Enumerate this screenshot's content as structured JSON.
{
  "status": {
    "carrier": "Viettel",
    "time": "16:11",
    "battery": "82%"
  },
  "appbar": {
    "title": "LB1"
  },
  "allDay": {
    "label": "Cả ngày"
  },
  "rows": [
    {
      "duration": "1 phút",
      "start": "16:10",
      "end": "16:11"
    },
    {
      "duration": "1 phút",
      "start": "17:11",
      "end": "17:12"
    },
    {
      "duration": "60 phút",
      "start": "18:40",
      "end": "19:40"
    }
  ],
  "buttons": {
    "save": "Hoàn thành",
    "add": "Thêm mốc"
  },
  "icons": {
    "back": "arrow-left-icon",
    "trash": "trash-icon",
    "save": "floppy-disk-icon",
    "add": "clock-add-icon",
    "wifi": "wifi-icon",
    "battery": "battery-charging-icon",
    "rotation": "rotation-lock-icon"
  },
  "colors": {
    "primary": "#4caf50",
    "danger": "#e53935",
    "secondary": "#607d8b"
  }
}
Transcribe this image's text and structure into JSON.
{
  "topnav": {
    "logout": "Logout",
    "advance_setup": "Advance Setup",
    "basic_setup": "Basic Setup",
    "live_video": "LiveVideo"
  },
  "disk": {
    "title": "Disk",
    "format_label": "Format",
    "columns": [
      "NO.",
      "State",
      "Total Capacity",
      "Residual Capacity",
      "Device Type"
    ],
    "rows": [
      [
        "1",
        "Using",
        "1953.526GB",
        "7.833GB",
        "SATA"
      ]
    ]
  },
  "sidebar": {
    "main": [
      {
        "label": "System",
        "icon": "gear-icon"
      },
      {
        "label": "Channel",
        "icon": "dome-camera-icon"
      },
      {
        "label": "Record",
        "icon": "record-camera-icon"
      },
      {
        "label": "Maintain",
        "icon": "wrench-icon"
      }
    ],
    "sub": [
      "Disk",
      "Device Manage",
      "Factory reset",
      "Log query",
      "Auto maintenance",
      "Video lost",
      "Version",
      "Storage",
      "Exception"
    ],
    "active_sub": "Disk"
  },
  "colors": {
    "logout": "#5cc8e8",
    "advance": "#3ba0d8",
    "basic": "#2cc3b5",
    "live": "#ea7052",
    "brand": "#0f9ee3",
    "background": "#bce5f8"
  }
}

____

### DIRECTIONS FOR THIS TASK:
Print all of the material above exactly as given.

### SOLVED PROBLEM:
Enumerate this screenshot's content as structured JSON.
{
  "status": {
    "carrier": "Viettel",
    "time": "16:11",
    "battery": "82%"
  },
  "appbar": {
    "title": "LB1"
  },
  "allDay": {
    "label": "Cả ngày"
  },
  "rows": [
    {
      "duration": "1 phút",
      "start": "16:10",
      "end": "16:11"
    },
    {
      "duration": "1 phút",
      "start": "17:11",
      "end": "17:12"
    },
    {
      "duration": "60 phút",
      "start": "18:40",
      "end": "19:40"
    }
  ],
  "buttons": {
    "save": "Hoàn thành",
    "add": "Thêm mốc"
  },
  "icons": {
    "back": "arrow-left-icon",
    "trash": "trash-icon",
    "save": "floppy-disk-icon",
    "add": "clock-add-icon",
    "wifi": "wifi-icon",
    "battery": "battery-charging-icon",
    "rotation": "rotation-lock-icon"
  },
  "colors": {
    "primary": "#4caf50",
    "danger": "#e53935",
    "secondary": "#607d8b"
  }
}
Transcribe this image's text and structure into JSON.
{
  "topnav": {
    "logout": "Logout",
    "advance_setup": "Advance Setup",
    "basic_setup": "Basic Setup",
    "live_video": "LiveVideo"
  },
  "disk": {
    "title": "Disk",
    "format_label": "Format",
    "columns": [
      "NO.",
      "State",
      "Total Capacity",
      "Residual Capacity",
      "Device Type"
    ],
    "rows": [
      [
        "1",
        "Using",
        "1953.526GB",
        "7.833GB",
        "SATA"
      ]
    ]
  },
  "sidebar": {
    "main": [
      {
        "label": "System",
        "icon": "gear-icon"
      },
      {
        "label": "Channel",
        "icon": "dome-camera-icon"
      },
      {
        "label": "Record",
        "icon": "record-camera-icon"
      },
      {
        "label": "Maintain",
        "icon": "wrench-icon"
      }
    ],
    "sub": [
      "Disk",
      "Device Manage",
      "Factory reset",
      "Log query",
      "Auto maintenance",
      "Video lost",
      "Version",
      "Storage",
      "Exception"
    ],
    "active_sub": "Disk"
  },
  "colors": {
    "logout": "#5cc8e8",
    "advance": "#3ba0d8",
    "basic": "#2cc3b5",
    "live": "#ea7052",
    "brand": "#0f9ee3",
    "background": "#bce5f8"
  }
}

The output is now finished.